Intradialytic Relative Blood Volume Changes and All-Cause Mortality Among Hemodialysis Patients

Session Information

Category: Dialysis

  • 701 Dialysis: Hemodialysis and Frequent Dialysis

Authors

  • Preciado, Priscila, Renal Research Institute, New York, New York, United States
  • Zhang, Hanjie, Renal Research Institute, New York, New York, United States
  • Thijssen, Stephan, Renal Research Institute, New York, New York, United States
  • Kooman, Jeroen, Maastricht University Medical Centre, Maastricht, Netherlands
  • van der Sande, Frank, Maastricht University Medical Centre, Maastricht, Netherlands
  • Kotanko, Peter, Renal Research Institute, New York, New York, United States
Background

Adequate volume control is a major challenge in hemodialysis (HD) patients, as both fluid overload and depletion are associated with increased mortality. Ultrafiltration is the only means for fluid removal in anephric patients. Whenever the ultrafiltration rate (UFR) exceeds the plasma refilling rate, the blood volume declines and hypotension may ensue.

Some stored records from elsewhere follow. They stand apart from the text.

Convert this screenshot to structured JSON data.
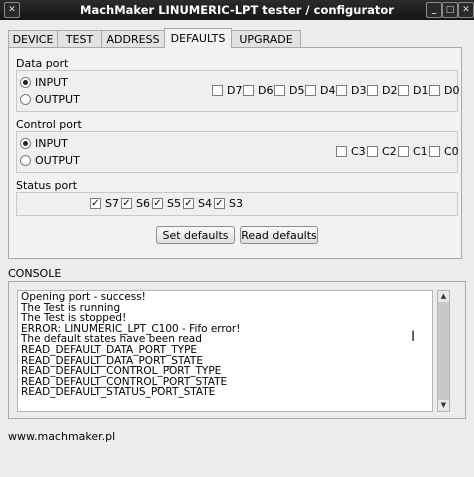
{
  "window": {
    "title": "MachMaker LINUMERIC-LPT tester / configurator",
    "menu_icon": "✕",
    "minimize_icon": "_",
    "maximize_icon": "□",
    "close_icon": "✕"
  },
  "tabs": [
    "DEVICE",
    "TEST",
    "ADDRESS",
    "DEFAULTS",
    "UPGRADE"
  ],
  "active_tab": "DEFAULTS",
  "data_port": {
    "label": "Data port",
    "input_label": "INPUT",
    "output_label": "OUTPUT",
    "selected": "INPUT",
    "bits": [
      {
        "label": "D7",
        "checked": false
      },
      {
        "label": "D6",
        "checked": false
      },
      {
        "label": "D5",
        "checked": false
      },
      {
        "label": "D4",
        "checked": false
      },
      {
        "label": "D3",
        "checked": false
      },
      {
        "label": "D2",
        "checked": false
      },
      {
        "label": "D1",
        "checked": false
      },
      {
        "label": "D0",
        "checked": false
      }
    ]
  },
  "control_port": {
    "label": "Control port",
    "input_label": "INPUT",
    "output_label": "OUTPUT",
    "selected": "INPUT",
    "bits": [
      {
        "label": "C3",
        "checked": false
      },
      {
        "label": "C2",
        "checked": false
      },
      {
        "label": "C1",
        "checked": false
      },
      {
        "label": "C0",
        "checked": false
      }
    ]
  },
  "status_port": {
    "label": "Status port",
    "bits": [
      {
        "label": "S7",
        "checked": true
      },
      {
        "label": "S6",
        "checked": true
      },
      {
        "label": "S5",
        "checked": true
      },
      {
        "label": "S4",
        "checked": true
      },
      {
        "label": "S3",
        "checked": true
      }
    ]
  },
  "buttons": {
    "set_defaults": "Set defaults",
    "read_defaults": "Read defaults"
  },
  "console": {
    "label": "CONSOLE",
    "lines": [
      "Opening port - success!",
      "The Test is running",
      "The Test is stopped!",
      "ERROR: LINUMERIC_LPT_C100 - Fifo error!",
      "The default states have been read",
      "READ_DEFAULT_DATA_PORT_TYPE",
      "READ_DEFAULT_DATA_PORT_STATE",
      "READ_DEFAULT_CONTROL_PORT_TYPE",
      "READ_DEFAULT_CONTROL_PORT_STATE",
      "READ_DEFAULT_STATUS_PORT_STATE"
    ]
  },
  "footer": {
    "url": "www.machmaker.pl"
  },
  "check_glyph": "✓"
}
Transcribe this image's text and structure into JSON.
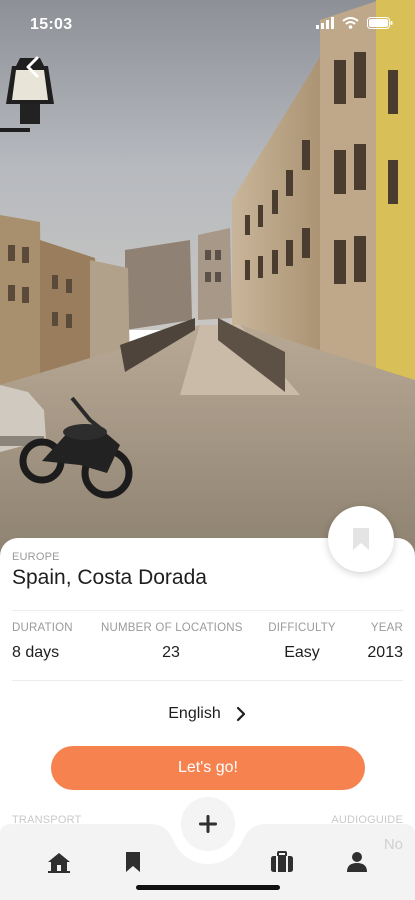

Relative blood volume (RBV) monitoring during HD is used as a means to tailor UFR. Our goal was to explore the association between intradialytic RBV levels and all-cause mortality in maintenance HD patients

Methods

We conducted a retrospective analysis of data from HD patients dialyzed in 17 Renal Research Institute clinics between 1/2012 and 12/2016. A 6-months baseline period preceded a follow-up. Censoring events were change in treatment modality, transfer to another clinic, and study end. RBV was measured using the Critline monitor. RBV was assessed after 25%, 50%, 75% and 100% of the elapsed treatment time. The relationship between mortality and RBV at these four time points was analyzed using Cox proportional hazards models with spline terms

Results

We studied 842 patients with a total of 28,119 HD treatments (mean age 61.0±14.8 years, 50% whites, 62% males, 56% had diabetes mellitus, 22% had congestive heart failure). Median follow-up time was 30.8 months. The mortality rate was 11.5/100 patient years. We identified specific intradialytic RBV levels after 25%, 50%, 75% and 100% of the elapsed dialysis treatment time that were associated with a significantly lower all-cause mortality [Fig 1].

Conclusion

We showed in a large cohort of HD patients that specific RBV levels are associated with better outcomes. These findings corroborate the notion that RBV monitoring has the potential to improve outcomes. Prospective studies are warranted to explore if active attainment of these RBV levels translates into improved patient outcomes.

Fig 1. Intradialytic RBV ranges associated with hazard ratios significantly below 1.0 for all-cause mortality.